Sign-writing does not take long, says Cabano. “If a butcher wants a complete wrap it will take a couple of days. If he is just having some graphics and sign-writing, normally it is a couple of hours.” Some companies will even come to you to 
do the work, although for complete 
wrapping the van will need to be taken to the workshop.

Cabano warns that some traditional sign-writing companies don’t have the skills to carry out complete vehicle wrapping, which is a relatively new concept. “There are a lot of people out there who claim to be able to do it when in fact they can’t,” he says. “Butchers should go to a reputable wrapping company and have a look on their website first to check that they do lots of wraps and know what they are doing.”

Insuring your van

Insuring a commercial van is more complicated then insuring a personal vehicle, especially if it is refrigerated. “There are only a select few insurers who will insure refrigerated vehicles, because of the potential costs of damage,” explains Julie Carter, of specialist insurance broker Adrian Flux. The number of deliveries you do and your mileage will could also limit the market, she adds.

For this reason, Carter recommends that butchers looking for insurance should get on the phone, rather then relying on quotes found over the internet. “Sometimes, when you get a quote on the internet, there are certain areas where you will not be covered. With any internet quote we recommend you get it validated and confirmed that you 
are covered,” she says.

Carter says there are several ways to cut down the costs of insurance, such as keeping the vehicle in a secure unit, ensuring it has security devices fitted and getting it sign-written. The drivers on your policy can also affect costs. “The insurance will be rated on the highest-rated driver, so if you have a youngster on there, or someone with lots of convictions, it would be rated on them,” explains Carter. If you need more than one person to drive the vehicle, you can often get a multiple driver policy.

Your van insurance will not cover any tools or materials in your van, so make sure you take them out overnight and do not leave the van unattended and unlocked. You might want to consider taking out goods-in-transit insurance to cover meat against loss or damage when it is in the vehicle. “You would need to take out a separate policy for this,” says Carter. “It could also be that if you have a shop policy, it will cover the meat while it is in transit, or you might be able to get a bolt-on.”

Vehicle tracking

If you do a lot of deliveries, or have more than one van, you should think about getting GPS vehicle tracking systems fitted to your vehicles. Tracking systems have a number of benefits, the most important of which is that you know where your vehicles are at all times. This means you can ensure your driver is working efficiently and monitor delivery progress, so you can tell your customers exactly when they should expect their produce. It it also easier to find your vehicle if it breaks down, or is stolen.

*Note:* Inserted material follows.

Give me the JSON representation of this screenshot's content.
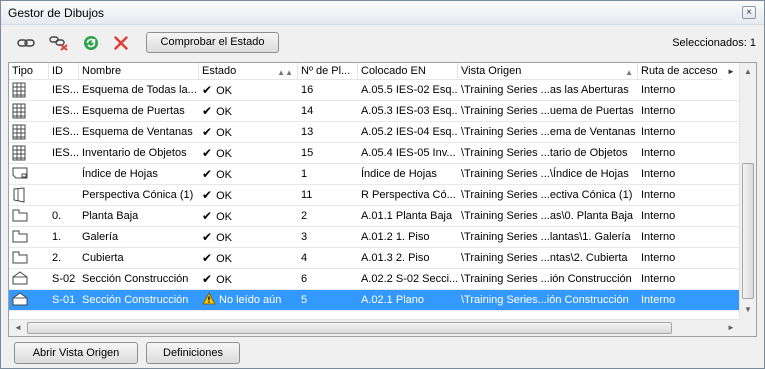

UK vehicle tracking supplier Remote Asset Management says that businesses can expect a “remarkable immediate and permanent change” in driver behaviour once vehicles are fitted with tracking systems. “Knowing precisely where your drivers are and where they have been helps with many aspects of your day to day operation, improving efficiency and reducing wasted time.”

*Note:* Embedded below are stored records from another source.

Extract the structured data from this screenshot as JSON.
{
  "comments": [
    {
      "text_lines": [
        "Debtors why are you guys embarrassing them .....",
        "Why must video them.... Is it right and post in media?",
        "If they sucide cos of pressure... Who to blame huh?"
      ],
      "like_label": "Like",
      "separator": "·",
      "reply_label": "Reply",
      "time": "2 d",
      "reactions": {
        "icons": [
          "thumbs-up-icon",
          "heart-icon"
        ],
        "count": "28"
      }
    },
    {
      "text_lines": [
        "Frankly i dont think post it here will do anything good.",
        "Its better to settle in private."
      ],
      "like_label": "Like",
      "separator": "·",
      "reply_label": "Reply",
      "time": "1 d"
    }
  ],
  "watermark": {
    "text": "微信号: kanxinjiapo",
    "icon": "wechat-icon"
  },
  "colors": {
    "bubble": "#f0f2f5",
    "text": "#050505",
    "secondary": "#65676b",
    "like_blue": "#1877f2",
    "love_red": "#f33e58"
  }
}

Fuel-saving tyres

Vans are becoming increasingly fuel efficient but with fuel costs rising, deliveries can still be a burden on your budget. One way to reduce fuel costs is to choose energy-efficient tyres. Most of the main tyre companies now produce energy-efficient models and, according to The Campaign for Better Tyres, a group dedicated to raising awareness about the impact of tyres on fuel efficiency, the best performing tyres on the market can reduce fuel consumption by 10%.

“Energy-efficient tyres produce less friction as they roll along a road, which 
reduces fuel consumption,” explains Layla Redway-Harris, campaign officer at the Campaign for Better Tyres. “By choosing energy-efficient tyres next time you buy tyres, you can significantly 
reduce your fuel bill.” Harris adds that, from 2012, it will be easier to buy energy-efficient tyres because new legislation will require all tyres to be labelled at point of sale with information on their 
fuel efficiency.